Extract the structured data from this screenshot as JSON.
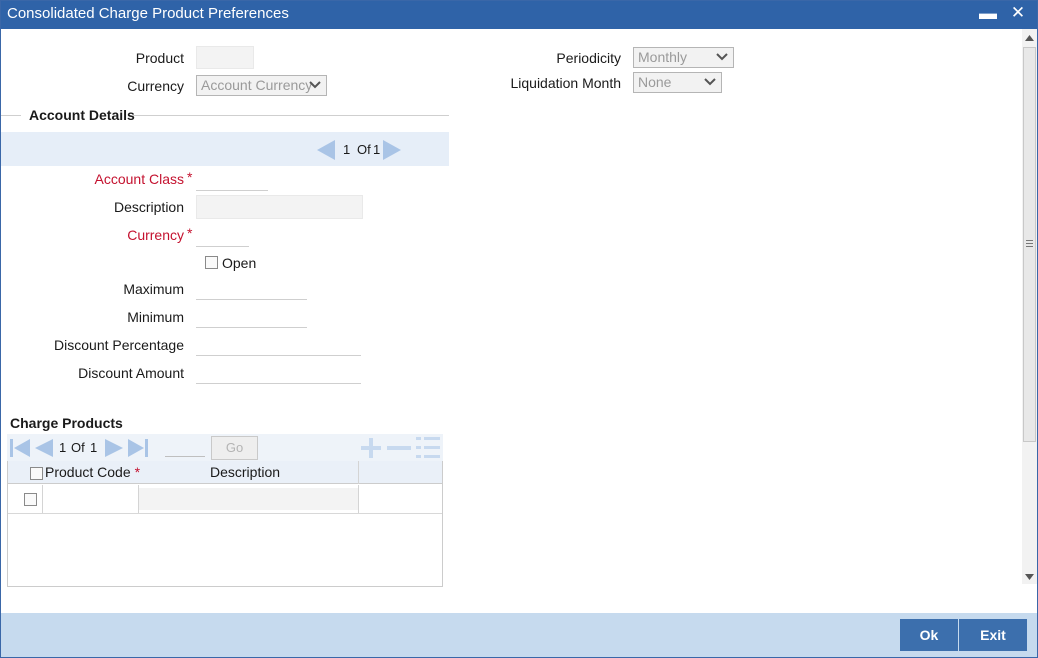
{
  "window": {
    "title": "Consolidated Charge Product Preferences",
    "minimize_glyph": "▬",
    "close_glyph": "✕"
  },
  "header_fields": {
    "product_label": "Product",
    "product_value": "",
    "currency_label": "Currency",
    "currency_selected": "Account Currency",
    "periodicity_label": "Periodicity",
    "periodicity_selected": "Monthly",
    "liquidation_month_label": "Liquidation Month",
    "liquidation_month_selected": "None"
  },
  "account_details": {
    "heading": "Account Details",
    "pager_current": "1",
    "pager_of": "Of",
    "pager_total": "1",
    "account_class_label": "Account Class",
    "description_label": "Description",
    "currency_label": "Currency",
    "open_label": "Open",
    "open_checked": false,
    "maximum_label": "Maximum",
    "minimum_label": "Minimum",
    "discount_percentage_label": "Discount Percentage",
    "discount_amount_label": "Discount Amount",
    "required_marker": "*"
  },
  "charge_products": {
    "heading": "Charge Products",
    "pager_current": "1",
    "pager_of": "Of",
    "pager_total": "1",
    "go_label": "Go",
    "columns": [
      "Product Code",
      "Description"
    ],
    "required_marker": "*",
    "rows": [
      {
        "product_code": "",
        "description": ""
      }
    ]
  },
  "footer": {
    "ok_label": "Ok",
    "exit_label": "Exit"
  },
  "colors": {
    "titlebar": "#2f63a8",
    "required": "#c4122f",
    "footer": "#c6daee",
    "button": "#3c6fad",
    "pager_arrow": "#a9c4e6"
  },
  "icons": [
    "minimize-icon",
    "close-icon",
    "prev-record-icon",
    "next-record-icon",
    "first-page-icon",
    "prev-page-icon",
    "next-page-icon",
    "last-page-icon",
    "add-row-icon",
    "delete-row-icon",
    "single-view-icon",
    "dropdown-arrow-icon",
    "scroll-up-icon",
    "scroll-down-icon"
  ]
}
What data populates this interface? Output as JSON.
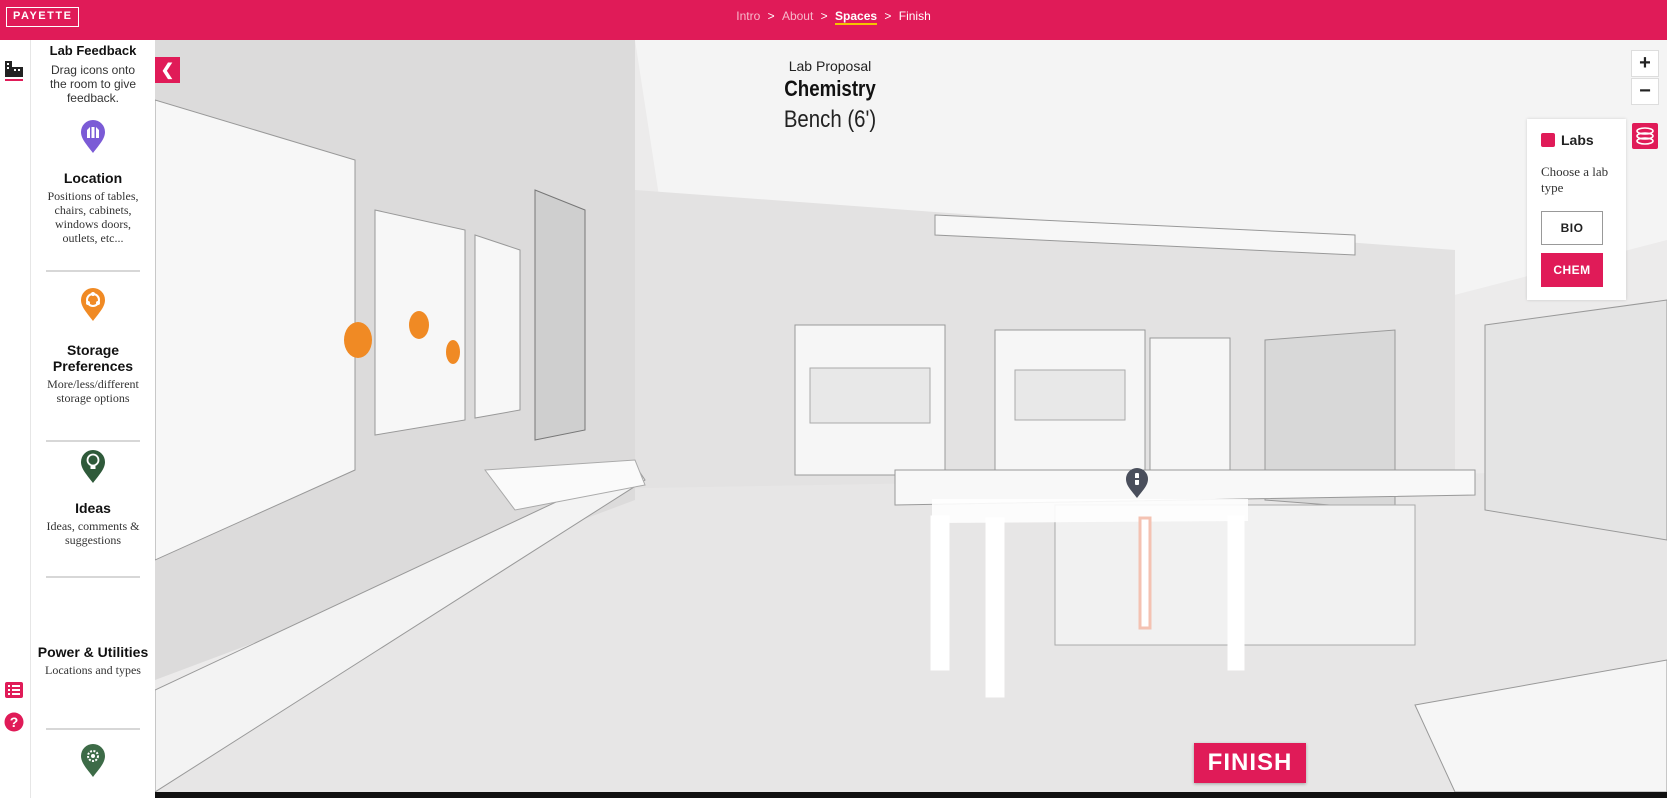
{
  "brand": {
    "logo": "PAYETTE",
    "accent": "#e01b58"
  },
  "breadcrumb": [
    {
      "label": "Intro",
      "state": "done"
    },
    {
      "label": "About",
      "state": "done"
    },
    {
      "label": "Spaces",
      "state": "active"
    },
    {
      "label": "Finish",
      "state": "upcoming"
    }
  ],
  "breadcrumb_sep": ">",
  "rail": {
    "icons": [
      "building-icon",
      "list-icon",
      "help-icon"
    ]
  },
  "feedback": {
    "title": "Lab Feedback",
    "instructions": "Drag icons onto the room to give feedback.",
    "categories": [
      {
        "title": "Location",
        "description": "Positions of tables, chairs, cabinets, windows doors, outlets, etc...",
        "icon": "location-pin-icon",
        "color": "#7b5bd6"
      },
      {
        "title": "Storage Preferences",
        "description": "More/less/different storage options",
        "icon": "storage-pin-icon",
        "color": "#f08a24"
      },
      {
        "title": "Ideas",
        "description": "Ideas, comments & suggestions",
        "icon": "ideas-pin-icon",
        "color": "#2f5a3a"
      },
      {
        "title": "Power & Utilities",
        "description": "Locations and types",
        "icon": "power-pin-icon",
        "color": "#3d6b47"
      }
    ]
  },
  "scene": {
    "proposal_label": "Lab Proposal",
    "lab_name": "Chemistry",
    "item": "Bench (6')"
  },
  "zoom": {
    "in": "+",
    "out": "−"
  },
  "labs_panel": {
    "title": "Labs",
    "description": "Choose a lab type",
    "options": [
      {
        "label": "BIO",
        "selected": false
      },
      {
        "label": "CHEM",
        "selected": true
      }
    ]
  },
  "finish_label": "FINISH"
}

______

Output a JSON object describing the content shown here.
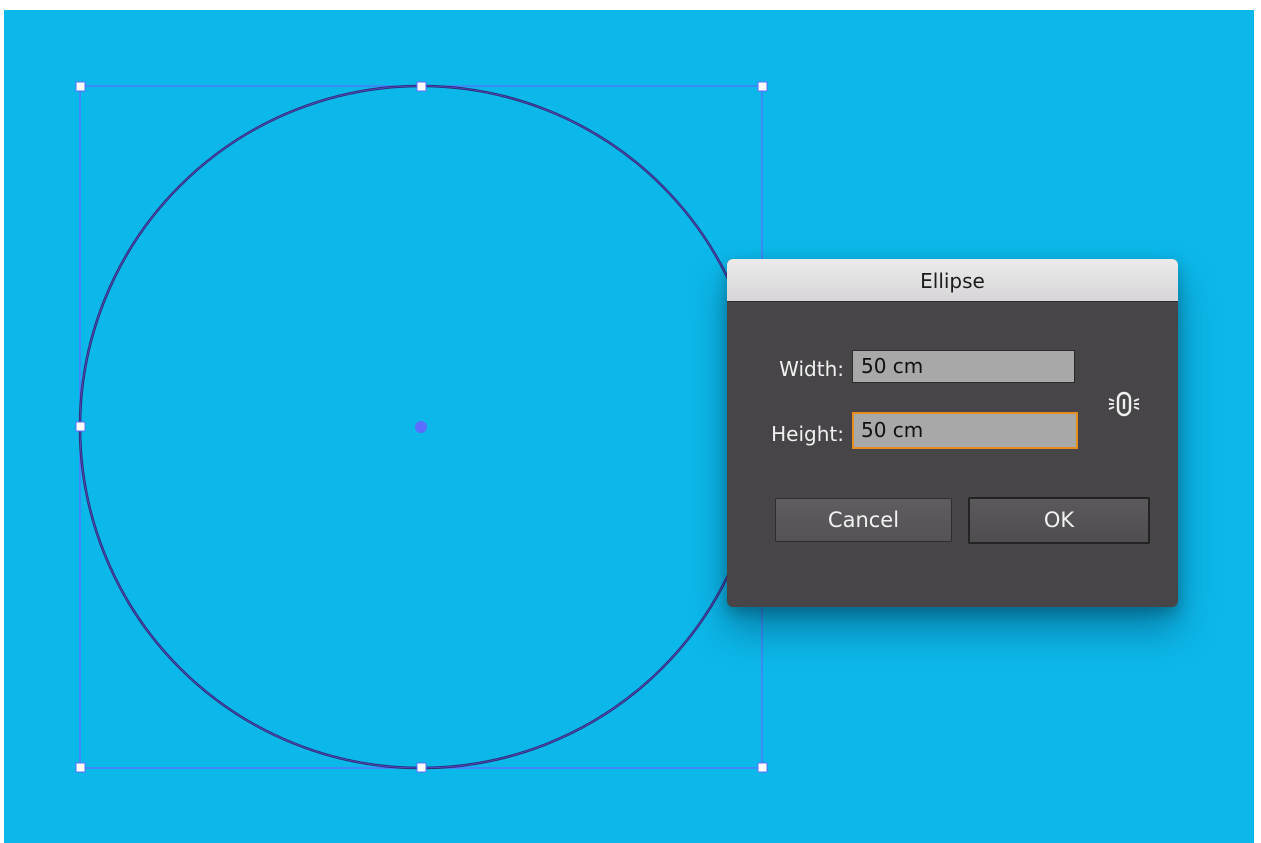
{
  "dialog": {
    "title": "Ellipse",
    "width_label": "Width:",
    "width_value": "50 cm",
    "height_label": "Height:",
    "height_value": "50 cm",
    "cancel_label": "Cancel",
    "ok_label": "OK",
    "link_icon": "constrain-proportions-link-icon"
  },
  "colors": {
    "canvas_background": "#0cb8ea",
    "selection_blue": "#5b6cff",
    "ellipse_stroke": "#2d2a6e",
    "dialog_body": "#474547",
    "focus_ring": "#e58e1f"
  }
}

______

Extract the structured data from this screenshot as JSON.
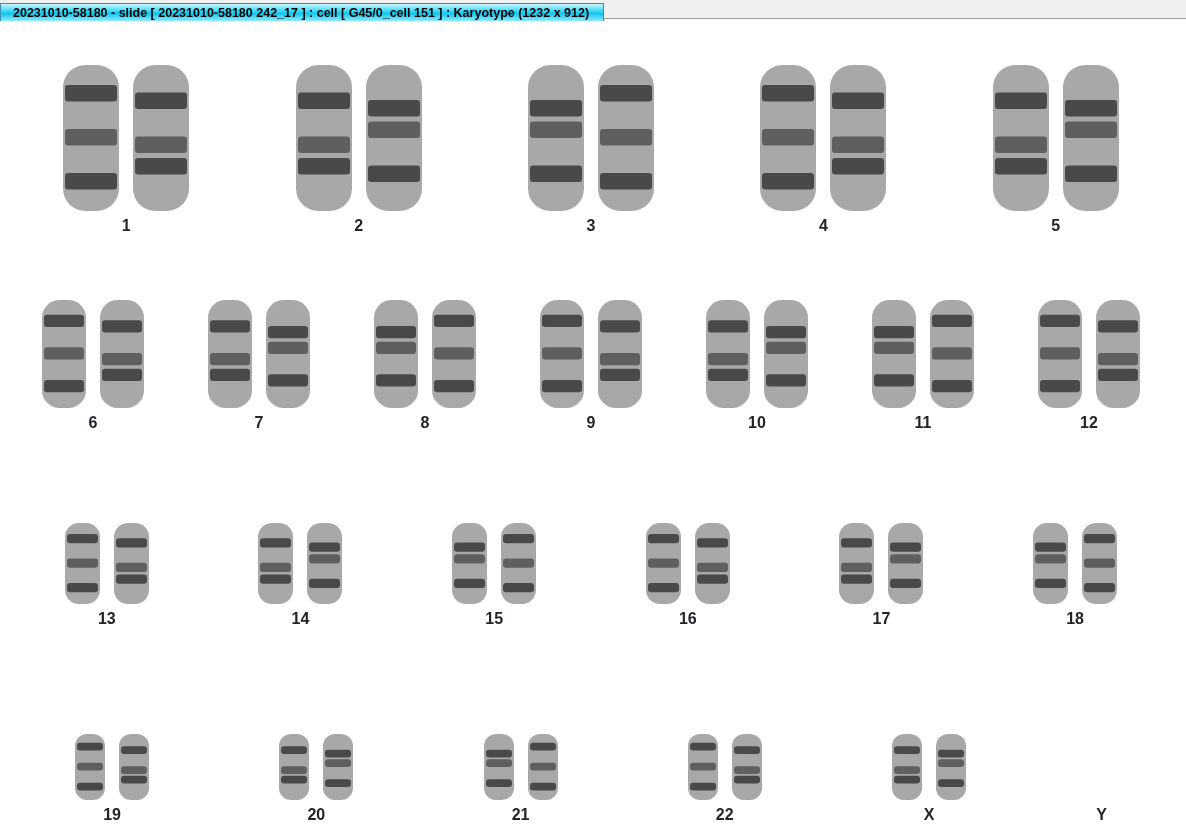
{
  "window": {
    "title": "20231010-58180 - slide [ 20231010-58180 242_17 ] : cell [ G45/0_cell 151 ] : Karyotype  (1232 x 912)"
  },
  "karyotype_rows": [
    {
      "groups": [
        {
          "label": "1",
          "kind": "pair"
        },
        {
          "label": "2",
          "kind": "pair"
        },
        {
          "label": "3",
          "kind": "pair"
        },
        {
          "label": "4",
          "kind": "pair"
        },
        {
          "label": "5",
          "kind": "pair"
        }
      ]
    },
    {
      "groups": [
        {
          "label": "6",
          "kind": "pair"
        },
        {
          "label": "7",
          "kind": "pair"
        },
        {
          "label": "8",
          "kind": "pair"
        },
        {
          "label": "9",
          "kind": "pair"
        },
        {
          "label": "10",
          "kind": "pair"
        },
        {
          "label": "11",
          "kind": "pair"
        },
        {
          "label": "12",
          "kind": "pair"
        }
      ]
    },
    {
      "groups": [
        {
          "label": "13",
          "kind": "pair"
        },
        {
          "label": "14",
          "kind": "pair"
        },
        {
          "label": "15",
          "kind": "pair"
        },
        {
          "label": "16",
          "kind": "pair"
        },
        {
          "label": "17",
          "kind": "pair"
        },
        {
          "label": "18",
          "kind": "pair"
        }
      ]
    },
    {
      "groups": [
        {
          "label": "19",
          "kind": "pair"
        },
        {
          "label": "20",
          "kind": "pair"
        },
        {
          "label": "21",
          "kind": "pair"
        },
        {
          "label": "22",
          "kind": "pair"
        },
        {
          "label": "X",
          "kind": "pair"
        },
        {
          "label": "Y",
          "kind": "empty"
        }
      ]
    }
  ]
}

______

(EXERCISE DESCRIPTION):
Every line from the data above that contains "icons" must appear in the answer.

(OUTPUT OF THE TASK):
  "icons": [
    "icons": [
    "instructions": "Drag icons onto the room to give feedback.",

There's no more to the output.